We had five of these fish which we kept in a bare 40 gallon aquarium with two Botias and one lonely Keyhole cichlid. We had no idea if we had a pair and literature on M. mogurnda was almost non-existant so we had pretty much given up on them, figured they were all the same sex and concentrated on the other fish. We managed to remember to drop some food in the tank once a day and periodically checked to make sure they were all still alive but otherwise we ignored them. On one of these periodic checks I noticed they looked a little sluggish and their fins were getting tattered and thinking back to when their last water change was (I couldn't remember) I thought now might be a good time to give them one. I did another 10 percent the next night and on the third night I decided they looked much better and I went back to ignoring them.

A week later I saw one of them hanging out in the back corner and another with a big chunk missing from his caudal fin. I was about to get the ammonia test kit out when I took another look at the M. rnogurnda in the corner. Immediately I went tearing up the basement stairs to the livingroom where my husband was watching television and exclaimed “the Mogurndas spawned!  He looked at me, slightly confused, and said "What?"  I repeated myself and we both ran back downstairs. The fish was still back in the corner guarding a large batch of eggs scattered over a piece of slate.

Knowing the eggs wouldn't last long in the tank with the Botias,...

...we transferred them to a ten gallon aquarium with the slate leaning against the side of the tank. We suspended an air stone along side the eggs to keep air moving over the eggs.M. mogurnda are found in Australia's northern coastal areas

Going back to the parent tank we watched the M. mogurndas hoping to spot which two had paired off. The one was easy enough. He continued to chase all other fish from the back corner and was dejectedly looking for the eggs. It was a little heart-wrenching to see him desperately search the area but the next day he and another fish were cleaning another piece of slate at the front of the tank.

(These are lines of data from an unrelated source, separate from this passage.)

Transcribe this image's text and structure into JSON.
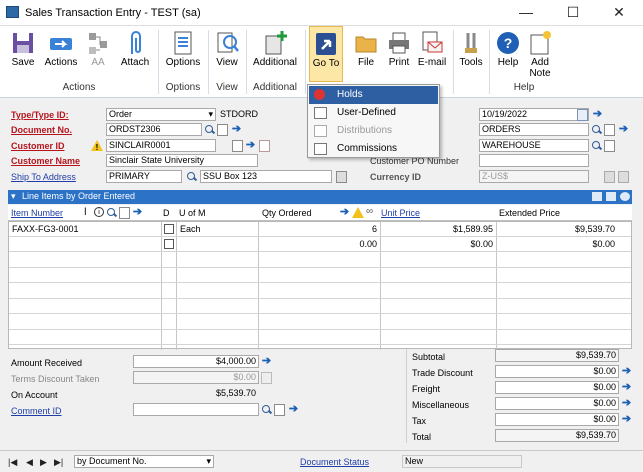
{
  "window": {
    "title": "Sales Transaction Entry  -  TEST (sa)",
    "minimize": "—",
    "maximize": "☐",
    "close": "✕"
  },
  "ribbon": {
    "buttons": [
      {
        "label": "Save",
        "icon": "save-icon"
      },
      {
        "label": "Actions",
        "icon": "actions-icon"
      },
      {
        "label": "AA",
        "icon": "aa-icon"
      },
      {
        "label": "Attach",
        "icon": "paperclip-icon"
      },
      {
        "label": "Options",
        "icon": "options-icon"
      },
      {
        "label": "View",
        "icon": "view-icon"
      },
      {
        "label": "Additional",
        "icon": "additional-icon"
      },
      {
        "label": "Go To",
        "icon": "goto-icon"
      },
      {
        "label": "File",
        "icon": "folder-icon"
      },
      {
        "label": "Print",
        "icon": "printer-icon"
      },
      {
        "label": "E-mail",
        "icon": "email-icon"
      },
      {
        "label": "Tools",
        "icon": "tools-icon"
      },
      {
        "label": "Help",
        "icon": "help-icon"
      },
      {
        "label": "Add\nNote",
        "icon": "note-icon"
      }
    ],
    "groups": [
      "Actions",
      "Options",
      "View",
      "Additional",
      "Help"
    ]
  },
  "goto_menu": {
    "items": [
      {
        "label": "Holds",
        "icon": "holds-icon",
        "highlighted": true
      },
      {
        "label": "User-Defined",
        "icon": "user-defined-icon"
      },
      {
        "label": "Distributions",
        "icon": "distributions-icon",
        "disabled": true
      },
      {
        "label": "Commissions",
        "icon": "commissions-icon"
      }
    ]
  },
  "header": {
    "type_label": "Type/Type ID:",
    "type_value": "Order",
    "type_id": "STDORD",
    "docno_label": "Document No.",
    "docno_value": "ORDST2306",
    "custid_label": "Customer ID",
    "custid_value": "SINCLAIR0001",
    "custname_label": "Customer Name",
    "custname_value": "Sinclair State University",
    "shipto_label": "Ship To Address",
    "shipto_value": "PRIMARY",
    "shipto_addr": "SSU Box 123",
    "date_value": "10/19/2022",
    "batch_value": "ORDERS",
    "site_value": "WAREHOUSE",
    "custpo_label": "Customer PO Number",
    "currency_label": "Currency ID",
    "currency_value": "Z-US$"
  },
  "grid": {
    "title": "Line Items by Order Entered",
    "columns": {
      "item": "Item Number",
      "d": "D",
      "uom": "U of M",
      "qty": "Qty Ordered",
      "price": "Unit Price",
      "ext": "Extended Price"
    },
    "rows": [
      {
        "item": "FAXX-FG3-0001",
        "uom": "Each",
        "qty": "6",
        "price": "$1,589.95",
        "ext": "$9,539.70"
      },
      {
        "item": "",
        "uom": "",
        "qty": "0.00",
        "price": "$0.00",
        "ext": "$0.00"
      }
    ]
  },
  "summary_left": {
    "amount_received_label": "Amount Received",
    "amount_received": "$4,000.00",
    "terms_discount_label": "Terms Discount Taken",
    "terms_discount": "$0.00",
    "on_account_label": "On Account",
    "on_account": "$5,539.70",
    "comment_label": "Comment ID"
  },
  "summary_right": [
    {
      "label": "Subtotal",
      "value": "$9,539.70"
    },
    {
      "label": "Trade Discount",
      "value": "$0.00"
    },
    {
      "label": "Freight",
      "value": "$0.00"
    },
    {
      "label": "Miscellaneous",
      "value": "$0.00"
    },
    {
      "label": "Tax",
      "value": "$0.00"
    },
    {
      "label": "Total",
      "value": "$9,539.70"
    }
  ],
  "statusbar": {
    "sort": "by Document No.",
    "doc_status_label": "Document Status",
    "doc_status": "New"
  },
  "colors": {
    "accent_blue": "#2c72c7",
    "required_red": "#b5141d",
    "link_blue": "#1f3ea8",
    "menu_highlight": "#2f5fa3"
  }
}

Hardly daring to believe they were willing to spawn again so soon (I figured maybe the eggs were older than I at first thought) I moved both fish to a twenty gallon, then watched them spawn two hours later. I guess when they decide to go at it they don't let anything stand in their way. This batch - easily as large as the first - we decided to leave with the parents to see how they would be cared for.

The eggs started hatching in about ten days (we lost half the eggs in the ten gallon due to fungus) and the male M. mogurnda guarded this batch, which started hatching two days after the ones in the ten gallon. The female stayed hidden in the corner of the tank and as soon as the eggs had hatched both parents ignored the fry and spawned once again. This time he got very aggressive towards the female and since we didn't want too many M. mogurnda fry we removed her from the tank and let the male care for the new batch in peace. All current fry were doing fine and being fed green water and microworms until large enough for baby brine shrimp.

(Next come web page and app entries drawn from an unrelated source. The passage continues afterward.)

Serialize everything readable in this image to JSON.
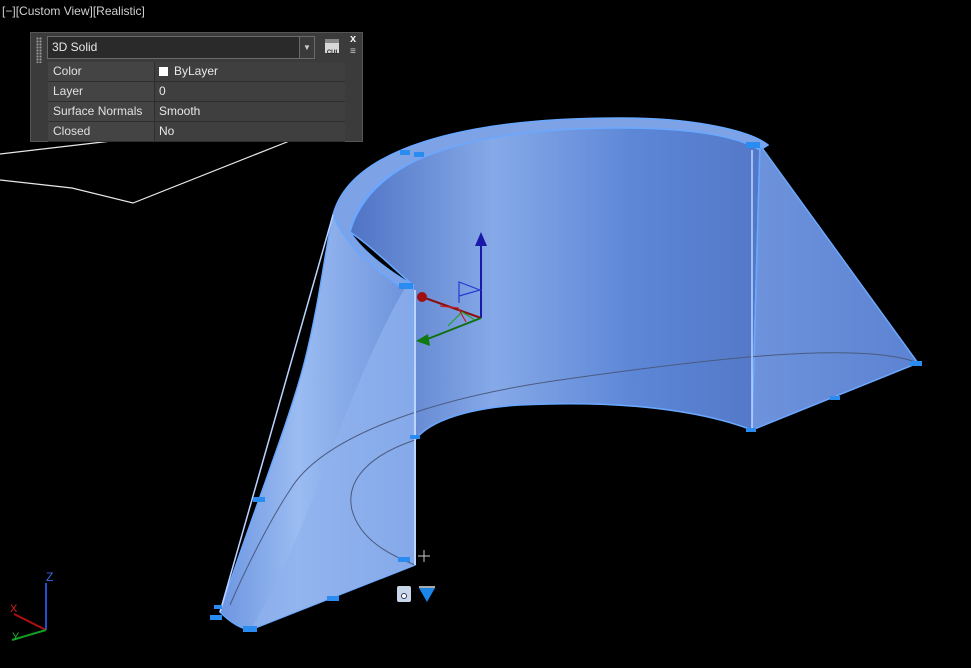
{
  "viewport": {
    "controls": "[−]",
    "view": "[Custom View]",
    "style": "[Realistic]"
  },
  "palette": {
    "selected_type": "3D Solid",
    "properties": [
      {
        "name": "Color",
        "value": "ByLayer"
      },
      {
        "name": "Layer",
        "value": "0"
      },
      {
        "name": "Surface Normals",
        "value": "Smooth"
      },
      {
        "name": "Closed",
        "value": "No"
      }
    ],
    "cui_label": "CUI",
    "close_label": "x",
    "menu_label": "≡"
  },
  "ucs": {
    "z": "Z",
    "x": "X",
    "y": "Y"
  },
  "colors": {
    "background": "#000000",
    "solid_fill": "#5c87d6",
    "solid_edge": "#6aa8ff",
    "grip": "#2a8cf0",
    "palette_bg": "#3b3b3b"
  }
}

We started loosing the fry in the tank with the male after the second batch layed in that tank hatched, whether because he started eating them or not we don't know but eventually they all disappeared. When the fry in the ten gallon were about 2 1/2 months old we decided to try to spawn the parents again so we placed the female back in with the male. We believe she was more than ready to spawn but he was not and as a consequence she beat the living daylights out of him - literally. We went down stairs one night expecting to find eggs and instead found a severely battered male M. mogurnda. We immediately removed him to an isolated tank but in two days he died.

We’ve now got the female back with the other M. mogurnda in a 75 gallon aquarium with some rainbows, those two Botias and an Aequidens portalegrensis. We don't know if we have another male in with the remaining fish but we still have about a dozen fry for future spawns if we so decide. Meanwhile we keep our eyes out for other species of Gudgeons and Gobies as well as looking for Literature about these seldom seen fish and maybe someday we’ll even go "foraging” for wild species. Well, it's nice to dream anyway.